THE INPUT:

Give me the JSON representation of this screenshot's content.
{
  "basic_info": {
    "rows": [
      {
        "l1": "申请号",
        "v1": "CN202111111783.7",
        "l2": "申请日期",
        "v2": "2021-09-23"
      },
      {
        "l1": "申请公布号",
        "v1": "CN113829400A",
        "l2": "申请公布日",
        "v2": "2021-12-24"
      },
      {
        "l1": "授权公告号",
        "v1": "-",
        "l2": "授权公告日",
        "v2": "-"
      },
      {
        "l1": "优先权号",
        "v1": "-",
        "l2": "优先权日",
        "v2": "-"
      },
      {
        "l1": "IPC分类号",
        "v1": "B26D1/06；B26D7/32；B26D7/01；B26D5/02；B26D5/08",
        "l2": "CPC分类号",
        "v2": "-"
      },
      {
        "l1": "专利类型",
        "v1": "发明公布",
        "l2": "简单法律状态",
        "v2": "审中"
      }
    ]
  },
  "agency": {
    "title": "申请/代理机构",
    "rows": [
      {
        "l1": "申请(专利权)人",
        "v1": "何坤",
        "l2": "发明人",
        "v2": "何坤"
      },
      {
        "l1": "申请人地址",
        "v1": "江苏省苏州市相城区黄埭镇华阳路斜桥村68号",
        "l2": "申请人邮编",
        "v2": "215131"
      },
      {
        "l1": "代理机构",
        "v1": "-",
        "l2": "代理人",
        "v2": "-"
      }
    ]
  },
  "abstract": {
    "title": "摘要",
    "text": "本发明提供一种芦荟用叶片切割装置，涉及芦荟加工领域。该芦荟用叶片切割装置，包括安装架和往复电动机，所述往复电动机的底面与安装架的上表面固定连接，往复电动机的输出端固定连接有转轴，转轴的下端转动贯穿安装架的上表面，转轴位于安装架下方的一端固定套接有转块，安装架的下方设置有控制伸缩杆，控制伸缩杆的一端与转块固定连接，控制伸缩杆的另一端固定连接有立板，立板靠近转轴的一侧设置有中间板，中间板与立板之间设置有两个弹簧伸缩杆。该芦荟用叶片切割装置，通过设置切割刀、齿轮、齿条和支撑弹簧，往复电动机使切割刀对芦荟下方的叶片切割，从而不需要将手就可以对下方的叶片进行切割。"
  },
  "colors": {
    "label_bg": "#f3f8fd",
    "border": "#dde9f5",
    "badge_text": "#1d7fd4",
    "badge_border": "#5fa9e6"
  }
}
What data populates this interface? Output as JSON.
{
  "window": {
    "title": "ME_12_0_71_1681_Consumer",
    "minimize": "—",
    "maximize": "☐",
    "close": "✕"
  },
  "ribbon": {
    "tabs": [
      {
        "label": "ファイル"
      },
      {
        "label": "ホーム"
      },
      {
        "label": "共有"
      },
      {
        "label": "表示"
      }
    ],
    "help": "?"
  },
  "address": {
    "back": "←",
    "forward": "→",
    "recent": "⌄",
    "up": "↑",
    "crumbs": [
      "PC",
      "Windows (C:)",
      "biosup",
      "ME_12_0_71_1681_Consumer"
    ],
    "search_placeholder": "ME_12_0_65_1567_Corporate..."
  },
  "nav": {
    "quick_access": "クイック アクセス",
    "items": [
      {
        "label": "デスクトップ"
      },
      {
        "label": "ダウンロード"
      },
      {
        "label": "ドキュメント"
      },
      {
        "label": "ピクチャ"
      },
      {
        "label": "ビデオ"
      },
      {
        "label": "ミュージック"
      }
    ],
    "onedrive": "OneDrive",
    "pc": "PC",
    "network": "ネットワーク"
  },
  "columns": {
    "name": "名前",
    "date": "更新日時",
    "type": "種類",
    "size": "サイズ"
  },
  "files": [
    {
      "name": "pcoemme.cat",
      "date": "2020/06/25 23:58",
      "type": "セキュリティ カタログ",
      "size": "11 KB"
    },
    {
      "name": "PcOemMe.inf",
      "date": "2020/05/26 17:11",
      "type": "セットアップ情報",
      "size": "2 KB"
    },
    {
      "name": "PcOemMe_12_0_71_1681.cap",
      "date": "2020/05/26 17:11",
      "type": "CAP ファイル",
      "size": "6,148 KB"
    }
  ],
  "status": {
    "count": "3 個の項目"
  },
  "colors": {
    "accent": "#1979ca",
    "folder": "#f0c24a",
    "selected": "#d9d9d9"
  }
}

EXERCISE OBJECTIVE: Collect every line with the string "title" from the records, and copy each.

RESPONSE AREA:
    "title": "申请/代理机构",
    "title": "摘要",
    "title": "ME_12_0_71_1681_Consumer",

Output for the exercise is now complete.